I know that Jack served as a Private in the 2nd Battalion of the Prince of Wales’s Own West Yorkshire Regiment. His service number was 52976.

Jack died of wounds on 2 April 1918 serving in France and Flanders and he is buried at Abbeville Communal Cemetery Extension.

The following information is from the CWGC website.

For much of the First World War, Abbeville was headquarters of the Commonwealth lines of communication and No.3 BRCS, No.5 and No.2 Stationary Hospitals were stationed there variously from October 1914 to January 1920. The communal cemetery was used for burials from November 1914 to September 1916, the earliest being made among the French military graves. The extension was begun in September 1916.

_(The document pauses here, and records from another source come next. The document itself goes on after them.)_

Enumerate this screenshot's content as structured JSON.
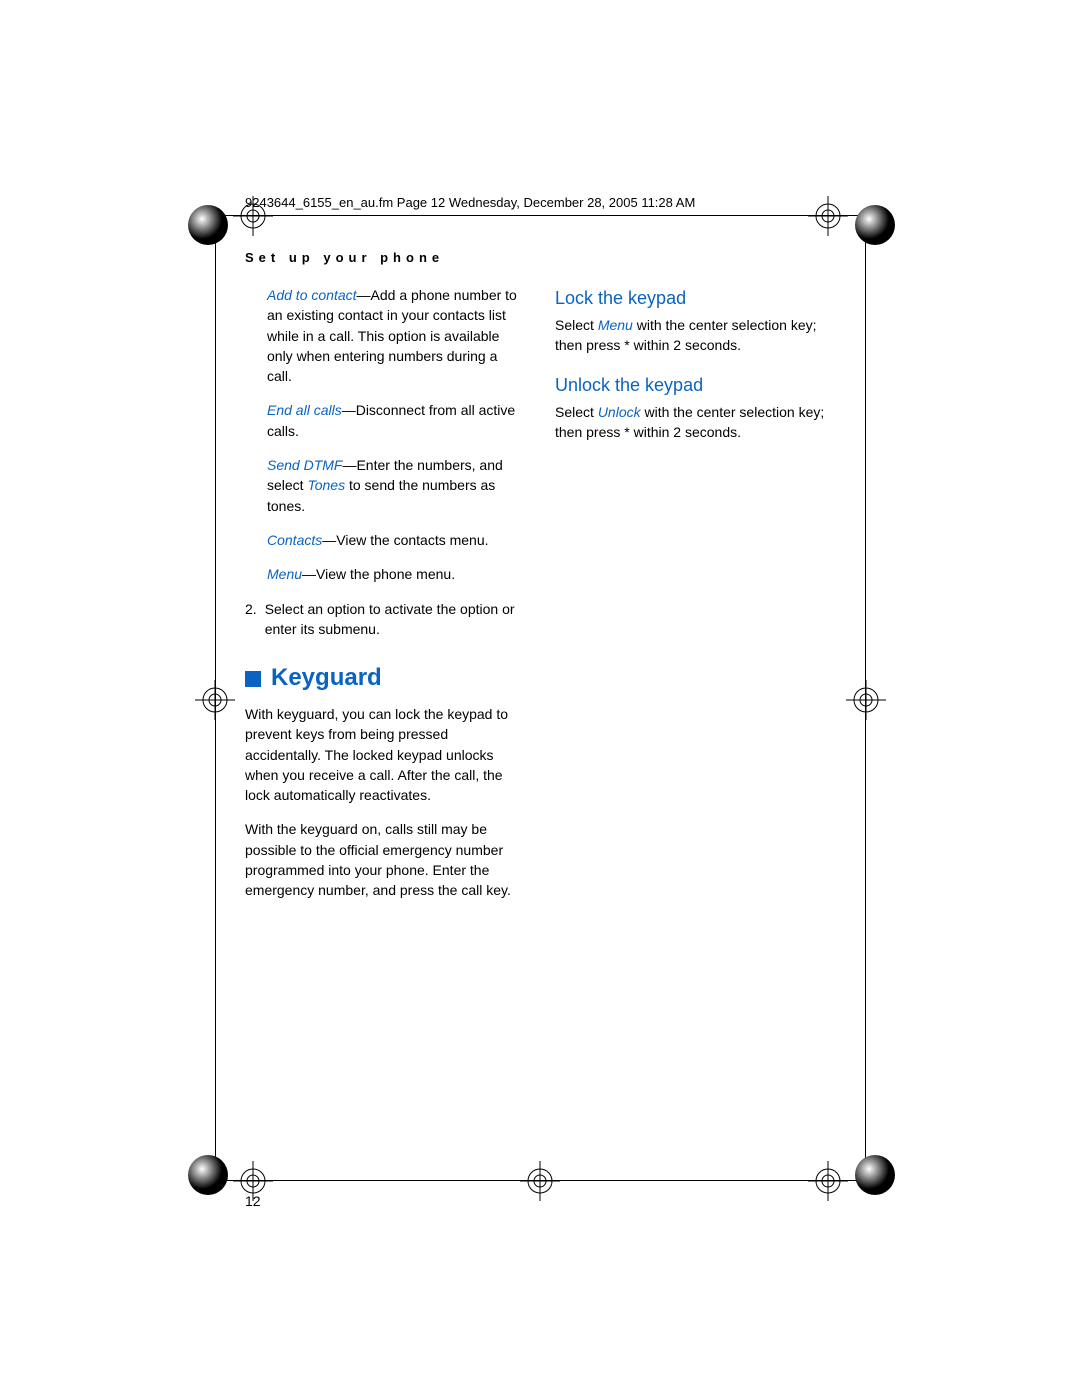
{
  "header": {
    "file_info": "9243644_6155_en_au.fm  Page 12  Wednesday, December 28, 2005  11:28 AM",
    "section": "Set up your phone"
  },
  "left_column": {
    "p1_em": "Add to contact",
    "p1_rest": "—Add a phone number to an existing contact in your contacts list while in a call. This option is available only when entering numbers during a call.",
    "p2_em": "End all calls",
    "p2_rest": "—Disconnect from all active calls.",
    "p3_em": "Send DTMF",
    "p3_mid": "—Enter the numbers, and select ",
    "p3_em2": "Tones",
    "p3_rest": " to send the numbers as tones.",
    "p4_em": "Contacts",
    "p4_rest": "—View the contacts menu.",
    "p5_em": "Menu",
    "p5_rest": "—View the phone menu.",
    "li_num": "2.",
    "li_text": "Select an option to activate the option or enter its submenu.",
    "keyguard_title": "Keyguard",
    "keyguard_p1": "With keyguard, you can lock the keypad to prevent keys from being pressed accidentally. The locked keypad unlocks when you receive a call. After the call, the lock automatically reactivates.",
    "keyguard_p2": "With the keyguard on, calls still may be possible to the official emergency number programmed into your phone. Enter the emergency number, and press the call key."
  },
  "right_column": {
    "h1": "Lock the keypad",
    "p1_pre": "Select ",
    "p1_em": "Menu",
    "p1_post": " with the center selection key; then press * within 2 seconds.",
    "h2": "Unlock the keypad",
    "p2_pre": "Select ",
    "p2_em": "Unlock",
    "p2_post": " with the center selection key; then press * within 2 seconds."
  },
  "page_number": "12"
}
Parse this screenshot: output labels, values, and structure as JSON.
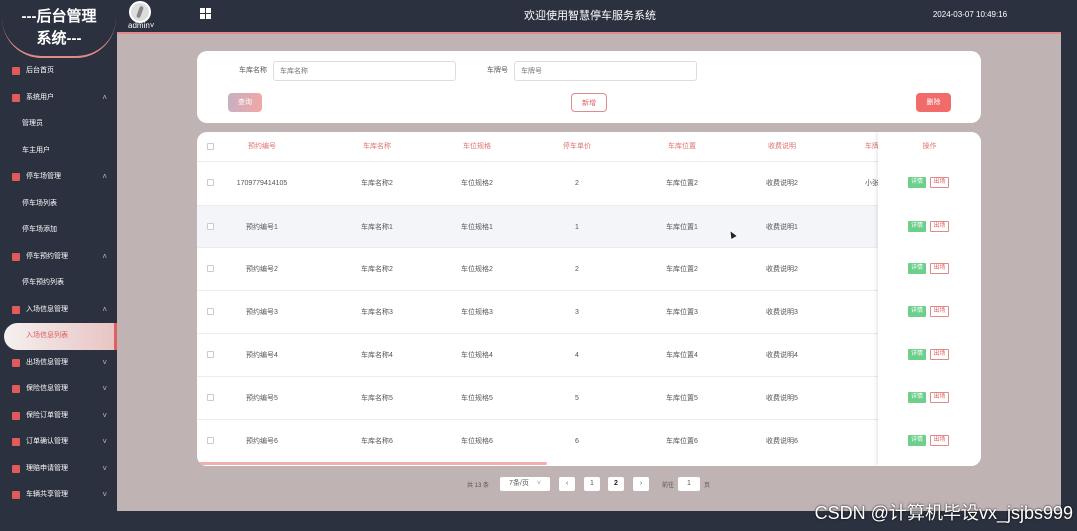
{
  "logo": {
    "line1": "---后台管理",
    "line2": "系统---"
  },
  "header": {
    "username": "admin",
    "username_suffix": "˅",
    "title": "欢迎使用智慧停车服务系统",
    "datetime": "2024-03-07 10:49:16"
  },
  "sidebar": {
    "items": [
      {
        "label": "后台首页",
        "type": "item",
        "chevron": ""
      },
      {
        "label": "系统用户",
        "type": "item",
        "chevron": "˄"
      },
      {
        "label": "管理员",
        "type": "sub",
        "chevron": ""
      },
      {
        "label": "车主用户",
        "type": "sub",
        "chevron": ""
      },
      {
        "label": "停车场管理",
        "type": "item",
        "chevron": "˄"
      },
      {
        "label": "停车场列表",
        "type": "sub",
        "chevron": ""
      },
      {
        "label": "停车场添加",
        "type": "sub",
        "chevron": ""
      },
      {
        "label": "停车预约管理",
        "type": "item",
        "chevron": "˄"
      },
      {
        "label": "停车预约列表",
        "type": "sub",
        "chevron": ""
      },
      {
        "label": "入场信息管理",
        "type": "item",
        "chevron": "˄"
      },
      {
        "label": "入场信息列表",
        "type": "active",
        "chevron": ""
      },
      {
        "label": "出场信息管理",
        "type": "item",
        "chevron": "˅"
      },
      {
        "label": "保险信息管理",
        "type": "item",
        "chevron": "˅"
      },
      {
        "label": "保险订单管理",
        "type": "item",
        "chevron": "˅"
      },
      {
        "label": "订单确认管理",
        "type": "item",
        "chevron": "˅"
      },
      {
        "label": "理赔申请管理",
        "type": "item",
        "chevron": "˅"
      },
      {
        "label": "车辆共享管理",
        "type": "item",
        "chevron": "˅"
      }
    ]
  },
  "search": {
    "garage_label": "车库名称",
    "garage_placeholder": "车库名称",
    "plate_label": "车牌号",
    "plate_placeholder": "车牌号",
    "query_label": "查询",
    "add_label": "新增",
    "delete_label": "删除"
  },
  "table": {
    "headers": [
      "预约编号",
      "车库名称",
      "车位规格",
      "停车单价",
      "车库位置",
      "收费说明",
      "车牌"
    ],
    "op_header": "操作",
    "detail_label": "详情",
    "out_label": "出场",
    "rows": [
      [
        "1709779414105",
        "车库名称2",
        "车位规格2",
        "2",
        "车库位置2",
        "收费说明2",
        "小张"
      ],
      [
        "预约编号1",
        "车库名称1",
        "车位规格1",
        "1",
        "车库位置1",
        "收费说明1",
        ""
      ],
      [
        "预约编号2",
        "车库名称2",
        "车位规格2",
        "2",
        "车库位置2",
        "收费说明2",
        ""
      ],
      [
        "预约编号3",
        "车库名称3",
        "车位规格3",
        "3",
        "车库位置3",
        "收费说明3",
        ""
      ],
      [
        "预约编号4",
        "车库名称4",
        "车位规格4",
        "4",
        "车库位置4",
        "收费说明4",
        ""
      ],
      [
        "预约编号5",
        "车库名称5",
        "车位规格5",
        "5",
        "车库位置5",
        "收费说明5",
        ""
      ],
      [
        "预约编号6",
        "车库名称6",
        "车位规格6",
        "6",
        "车库位置6",
        "收费说明6",
        ""
      ]
    ]
  },
  "pagination": {
    "total": "共 13 条",
    "page_size": "7条/页",
    "page_size_arrow": "˅",
    "prev": "‹",
    "pages": [
      "1",
      "2"
    ],
    "current": "2",
    "next": "›",
    "goto_prefix": "前往",
    "goto_value": "1",
    "goto_suffix": "页"
  },
  "watermark": "CSDN @计算机毕设vx_jsjbs999",
  "colors": {
    "accent": "#e06060",
    "sidebar_bg": "#2c3140",
    "content_bg": "#c0b3b4"
  }
}
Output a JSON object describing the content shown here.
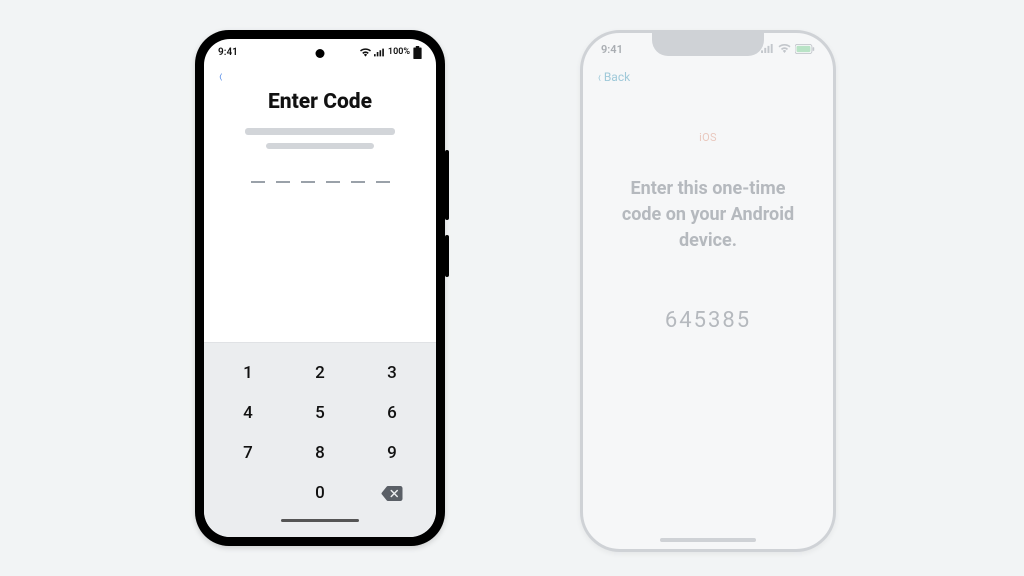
{
  "android": {
    "status": {
      "time": "9:41",
      "battery_text": "100%"
    },
    "title": "Enter Code",
    "code_slots": 6,
    "keypad": {
      "rows": [
        [
          "1",
          "2",
          "3"
        ],
        [
          "4",
          "5",
          "6"
        ],
        [
          "7",
          "8",
          "9"
        ],
        [
          "",
          "0",
          "del"
        ]
      ],
      "delete_icon": "backspace-icon"
    }
  },
  "iphone": {
    "status": {
      "time": "9:41"
    },
    "back_label": "Back",
    "app_label": "iOS",
    "message_line1": "Enter this one-time",
    "message_line2": "code on your Android",
    "message_line3": "device.",
    "code": "645385"
  }
}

During the early part of the Second World War, Abbeville was a major operational aerodrome, but the town fell to the Germans at the end of May 1940. On 4 June, an attempt was made by the 51st Division, in conjunction with the French, to break the German bridgehead, but without success. Towards the end of 1943, eight large ski shaped buildings appeared near Abbeville. These proved to be storage units for flying bomb components and they were heavily bombed by Commonwealth air forces. Abbeville was retaken on 4 September 1944 by Canadian and Polish units.



Abbeville Communal Cemetery contains 774 Commonwealth burials of First World War and 30 from the Second. The Extension contains 1,754 First World War burials and 348 from the Second.



The Commonwealth sections of both cemetery and extension were designed by Sir Reginald Blomfield.

Abbeville Communal Cemetery Extension